───── Supplied material
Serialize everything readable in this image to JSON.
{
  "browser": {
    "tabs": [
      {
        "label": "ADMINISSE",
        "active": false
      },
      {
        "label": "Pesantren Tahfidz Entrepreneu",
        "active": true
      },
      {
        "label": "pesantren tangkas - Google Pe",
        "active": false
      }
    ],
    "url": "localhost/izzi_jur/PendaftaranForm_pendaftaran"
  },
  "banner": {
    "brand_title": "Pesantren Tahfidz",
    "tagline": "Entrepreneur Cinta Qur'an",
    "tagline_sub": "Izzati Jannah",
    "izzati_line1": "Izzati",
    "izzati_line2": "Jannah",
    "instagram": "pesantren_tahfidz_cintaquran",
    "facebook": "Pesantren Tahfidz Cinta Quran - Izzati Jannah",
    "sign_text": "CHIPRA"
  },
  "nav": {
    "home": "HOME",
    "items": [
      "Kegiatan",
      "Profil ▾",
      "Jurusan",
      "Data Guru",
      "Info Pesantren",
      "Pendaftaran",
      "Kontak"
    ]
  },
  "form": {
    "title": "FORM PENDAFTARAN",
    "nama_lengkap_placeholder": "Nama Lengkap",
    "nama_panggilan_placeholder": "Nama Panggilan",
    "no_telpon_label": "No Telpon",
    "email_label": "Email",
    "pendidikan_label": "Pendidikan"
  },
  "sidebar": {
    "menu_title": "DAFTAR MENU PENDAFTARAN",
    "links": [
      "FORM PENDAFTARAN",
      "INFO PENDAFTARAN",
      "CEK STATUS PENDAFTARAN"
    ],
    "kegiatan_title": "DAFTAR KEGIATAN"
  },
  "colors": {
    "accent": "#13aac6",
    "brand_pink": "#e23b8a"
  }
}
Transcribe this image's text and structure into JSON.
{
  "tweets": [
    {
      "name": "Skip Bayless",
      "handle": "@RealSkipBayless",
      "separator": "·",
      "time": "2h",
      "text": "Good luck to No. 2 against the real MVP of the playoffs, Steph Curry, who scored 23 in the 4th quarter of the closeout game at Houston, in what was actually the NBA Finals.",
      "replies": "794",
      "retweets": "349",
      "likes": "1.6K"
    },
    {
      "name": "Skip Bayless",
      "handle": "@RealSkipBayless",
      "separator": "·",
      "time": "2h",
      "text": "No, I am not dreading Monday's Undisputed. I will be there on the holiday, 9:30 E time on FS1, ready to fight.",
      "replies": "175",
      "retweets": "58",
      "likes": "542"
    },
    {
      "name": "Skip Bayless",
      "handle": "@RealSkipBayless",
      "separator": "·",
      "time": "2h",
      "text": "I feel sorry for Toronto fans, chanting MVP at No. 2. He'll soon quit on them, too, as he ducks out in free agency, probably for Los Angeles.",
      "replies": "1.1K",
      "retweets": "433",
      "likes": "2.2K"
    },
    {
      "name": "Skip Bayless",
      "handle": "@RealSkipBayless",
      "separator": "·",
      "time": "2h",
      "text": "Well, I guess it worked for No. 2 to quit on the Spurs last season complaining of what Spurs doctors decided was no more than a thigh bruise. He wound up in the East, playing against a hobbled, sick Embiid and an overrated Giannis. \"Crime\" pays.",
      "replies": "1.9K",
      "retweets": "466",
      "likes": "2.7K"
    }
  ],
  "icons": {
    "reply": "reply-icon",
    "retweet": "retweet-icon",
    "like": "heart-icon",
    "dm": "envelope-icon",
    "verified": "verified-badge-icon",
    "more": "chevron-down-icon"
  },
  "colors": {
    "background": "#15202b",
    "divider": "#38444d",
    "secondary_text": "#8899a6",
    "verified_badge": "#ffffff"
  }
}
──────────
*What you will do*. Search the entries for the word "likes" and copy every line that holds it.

*Written answer*.
      "likes": "1.6K"
      "likes": "542"
      "likes": "2.2K"
      "likes": "2.7K"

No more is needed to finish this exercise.